The first term in the above equation is what we call the variance. The second term is the bias and the last term is the noise.

$Mean Squared Error = Variance + Bias^{2} + Noise$

The noise is also known as the irreducible error. Therefore, in machine learning when we minimize the mean squared error, we are really trying to minimize the variance and bias. What do we actually mean when we say variance and bias? Variance describes the error from applying our model on the test set. If our training set error is low but our test set error is high then we have high variance. Bias refers to the error between the true underlying function that describes the data and our model. If our training set error is high then have a bias problem. Let's explore these concepts further.

## Bias-Variance Intuition

Bias and variance play an important role in developing machine learning models. They are easier to explain with visual examples. Let's say we have the following data that we want to fit a machine learning model to. The data looks quadratic so let's use a quadratic model to fit the data. The model fits the data pretty well. We can see that the error between our model and the data is quite low i.e. it has low bias. How does the model perform with data it has never seen before? Let's say our test data looks like the following. The model doesn't fit the test data as well as the training data, particularly towards the later data points. When this happens, we say that the model does not generalize well. Models that don't generalize well have high variance. To lower the variance and improve generalization, it's often better to use a simpler model. For example, instead of using a quadratic model we can use the simpler linear model. The linear model clearly doesn't fit the original data as well as the quadratic model, but how does it perform on the test set? The linear model performs much better on the test data. It generalizes better in this example since it does not overfit to the original data. This model has high bias but low variance.

When we overfit to the training data we have low bias but high variance.

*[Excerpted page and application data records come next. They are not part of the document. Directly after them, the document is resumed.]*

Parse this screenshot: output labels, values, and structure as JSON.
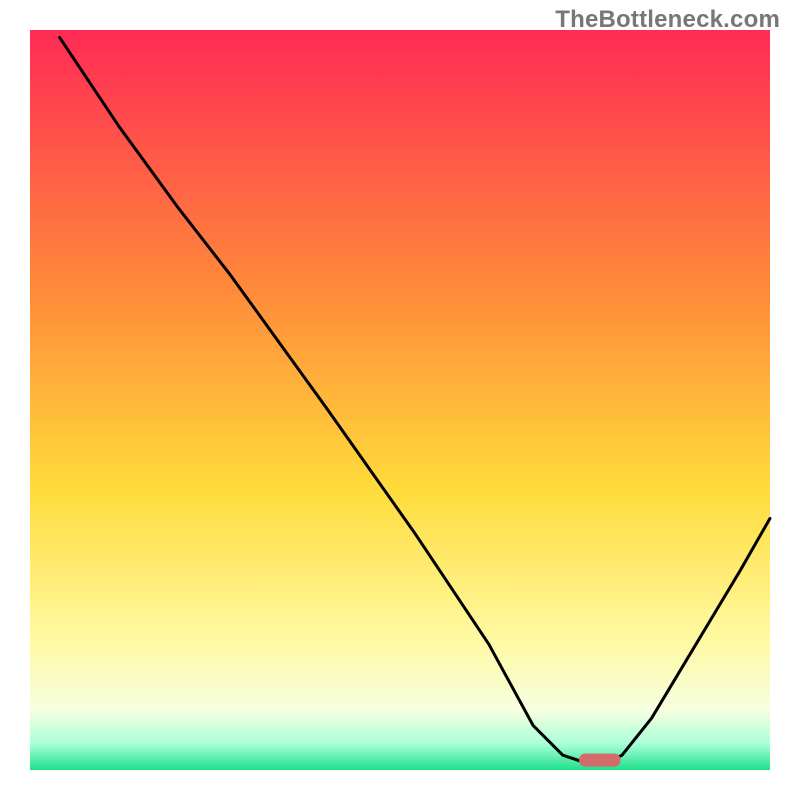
{
  "attribution": "TheBottleneck.com",
  "colors": {
    "gradient_top": "#ff2a55",
    "gradient_mid1": "#ff8a3a",
    "gradient_mid2": "#ffdb3a",
    "gradient_mid3": "#fff9a0",
    "gradient_low1": "#f6ffe0",
    "gradient_low2": "#a8ffd8",
    "gradient_bottom": "#1fe08a",
    "curve": "#000000",
    "marker": "#d46a6a",
    "axis": "#000000"
  },
  "chart_data": {
    "type": "line",
    "title": "",
    "xlabel": "",
    "ylabel": "",
    "xlim": [
      0,
      100
    ],
    "ylim": [
      0,
      100
    ],
    "curve": [
      {
        "x": 4,
        "y": 99
      },
      {
        "x": 12,
        "y": 87
      },
      {
        "x": 20,
        "y": 76
      },
      {
        "x": 27,
        "y": 67
      },
      {
        "x": 40,
        "y": 49
      },
      {
        "x": 52,
        "y": 32
      },
      {
        "x": 62,
        "y": 17
      },
      {
        "x": 68,
        "y": 6
      },
      {
        "x": 72,
        "y": 2
      },
      {
        "x": 75,
        "y": 1
      },
      {
        "x": 78,
        "y": 1
      },
      {
        "x": 80,
        "y": 2
      },
      {
        "x": 84,
        "y": 7
      },
      {
        "x": 90,
        "y": 17
      },
      {
        "x": 96,
        "y": 27
      },
      {
        "x": 100,
        "y": 34
      }
    ],
    "marker": {
      "x_center": 77,
      "half_width": 2.8,
      "y": 1.4
    },
    "annotations": []
  }
}
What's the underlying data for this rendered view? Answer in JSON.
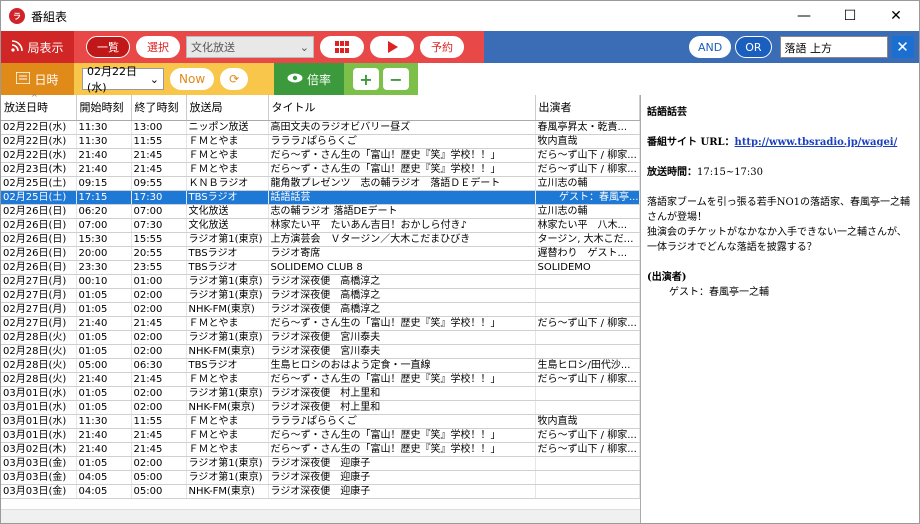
{
  "window": {
    "title": "番組表",
    "app_icon": "ラ",
    "minimize": "—",
    "maximize": "☐",
    "close": "✕"
  },
  "toolbar1": {
    "station_label": "局表示",
    "list_label": "一覧",
    "select_label": "選択",
    "genre_value": "文化放送",
    "reserve_label": "予約",
    "and_label": "AND",
    "or_label": "OR",
    "search_value": "落語 上方"
  },
  "toolbar2": {
    "date_label": "日時",
    "date_value": "02月22日(水)",
    "now_label": "Now",
    "rate_label": "倍率",
    "plus": "+",
    "minus": "−"
  },
  "table": {
    "headers": [
      "放送日時",
      "開始時刻",
      "終了時刻",
      "放送局",
      "タイトル",
      "出演者"
    ],
    "rows": [
      [
        "02月22日(水)",
        "11:30",
        "13:00",
        "ニッポン放送",
        "高田文夫のラジオビバリー昼ズ",
        "春風亭昇太・乾貴..."
      ],
      [
        "02月22日(水)",
        "11:30",
        "11:55",
        "ＦＭとやま",
        "ラララ♪ぱららくご",
        "牧内直哉"
      ],
      [
        "02月22日(水)",
        "21:40",
        "21:45",
        "ＦＭとやま",
        "だら～ず・さん生の「富山！歴史『笑』学校！！」",
        "だら～ず山下 / 柳家..."
      ],
      [
        "02月23日(木)",
        "21:40",
        "21:45",
        "ＦＭとやま",
        "だら～ず・さん生の「富山！歴史『笑』学校！！」",
        "だら～ず山下 / 柳家..."
      ],
      [
        "02月25日(土)",
        "09:15",
        "09:55",
        "ＫＮＢラジオ",
        "龍角散プレゼンツ　志の輔ラジオ　落語ＤＥデート",
        "立川志の輔"
      ],
      [
        "02月25日(土)",
        "17:15",
        "17:30",
        "TBSラジオ",
        "話語話芸",
        "ゲスト：春風亭..."
      ],
      [
        "02月26日(日)",
        "06:20",
        "07:00",
        "文化放送",
        "志の輔ラジオ 落語DEデート",
        "立川志の輔"
      ],
      [
        "02月26日(日)",
        "07:00",
        "07:30",
        "文化放送",
        "林家たい平　たいあん吉日！おかしら付き♪",
        "林家たい平　八木..."
      ],
      [
        "02月26日(日)",
        "15:30",
        "15:55",
        "ラジオ第1(東京)",
        "上方演芸会　Ｖタージン／大木こだまひびき",
        "タージン, 大木こだま..."
      ],
      [
        "02月26日(日)",
        "20:00",
        "20:55",
        "TBSラジオ",
        "ラジオ寄席",
        "遅替わり　ゲスト..."
      ],
      [
        "02月26日(日)",
        "23:30",
        "23:55",
        "TBSラジオ",
        "SOLIDEMO CLUB 8",
        "SOLIDEMO"
      ],
      [
        "02月27日(月)",
        "00:10",
        "01:00",
        "ラジオ第1(東京)",
        "ラジオ深夜便　高橋淳之",
        ""
      ],
      [
        "02月27日(月)",
        "01:05",
        "02:00",
        "ラジオ第1(東京)",
        "ラジオ深夜便　高橋淳之",
        ""
      ],
      [
        "02月27日(月)",
        "01:05",
        "02:00",
        "NHK-FM(東京)",
        "ラジオ深夜便　高橋淳之",
        ""
      ],
      [
        "02月27日(月)",
        "21:40",
        "21:45",
        "ＦＭとやま",
        "だら～ず・さん生の「富山！歴史『笑』学校！！」",
        "だら～ず山下 / 柳家..."
      ],
      [
        "02月28日(火)",
        "01:05",
        "02:00",
        "ラジオ第1(東京)",
        "ラジオ深夜便　宮川泰夫",
        ""
      ],
      [
        "02月28日(火)",
        "01:05",
        "02:00",
        "NHK-FM(東京)",
        "ラジオ深夜便　宮川泰夫",
        ""
      ],
      [
        "02月28日(火)",
        "05:00",
        "06:30",
        "TBSラジオ",
        "生島ヒロシのおはよう定食・一直線",
        "生島ヒロシ/田代沙..."
      ],
      [
        "02月28日(火)",
        "21:40",
        "21:45",
        "ＦＭとやま",
        "だら～ず・さん生の「富山！歴史『笑』学校！！」",
        "だら～ず山下 / 柳家..."
      ],
      [
        "03月01日(水)",
        "01:05",
        "02:00",
        "ラジオ第1(東京)",
        "ラジオ深夜便　村上里和",
        ""
      ],
      [
        "03月01日(水)",
        "01:05",
        "02:00",
        "NHK-FM(東京)",
        "ラジオ深夜便　村上里和",
        ""
      ],
      [
        "03月01日(水)",
        "11:30",
        "11:55",
        "ＦＭとやま",
        "ラララ♪ぱららくご",
        "牧内直哉"
      ],
      [
        "03月01日(水)",
        "21:40",
        "21:45",
        "ＦＭとやま",
        "だら～ず・さん生の「富山！歴史『笑』学校！！」",
        "だら～ず山下 / 柳家..."
      ],
      [
        "03月02日(木)",
        "21:40",
        "21:45",
        "ＦＭとやま",
        "だら～ず・さん生の「富山！歴史『笑』学校！！」",
        "だら～ず山下 / 柳家..."
      ],
      [
        "03月03日(金)",
        "01:05",
        "02:00",
        "ラジオ第1(東京)",
        "ラジオ深夜便　迎康子",
        ""
      ],
      [
        "03月03日(金)",
        "04:05",
        "05:00",
        "ラジオ第1(東京)",
        "ラジオ深夜便　迎康子",
        ""
      ],
      [
        "03月03日(金)",
        "04:05",
        "05:00",
        "NHK-FM(東京)",
        "ラジオ深夜便　迎康子",
        ""
      ]
    ],
    "selected_index": 5
  },
  "detail": {
    "title": "話語話芸",
    "site_label": "番組サイト URL：",
    "site_url": "http://www.tbsradio.jp/wagei/",
    "time_label": "放送時間：",
    "time_value": "17:15~17:30",
    "desc1": "落語家ブームを引っ張る若手NO1の落語家、春風亭一之輔さんが登場！",
    "desc2": "独演会のチケットがなかなか入手できない一之輔さんが、一体ラジオでどんな落語を披露する？",
    "cast_label": "(出演者)",
    "cast_value": "ゲスト：春風亭一之輔"
  },
  "colors": {
    "red": "#e84848",
    "blue": "#3a6db5",
    "orange": "#e08a1a",
    "yellow": "#f8c64a",
    "green": "#3c9a3c",
    "select": "#1e78d6"
  }
}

When we underfit to the training data we have high bias but low variance. This is the essence of the bias-variance tradeoff. We need to find the optimal model that minimizes both the bias and the variance, and therefore the total error. The above graphic summarizes the bias-variance tradeoff. As our model gets more complex (i.e. more parameters), the bias error becomes smaller while the variance error becomes larger. The total error decreases until a minimum is reached, and then it starts increasing again as the model becomes too complex and suffers from variance. Regularization involves taking a complex model and simplifying it to reduce variance. There are a couple different methods to achieve this which we'll talk about in the next blog post.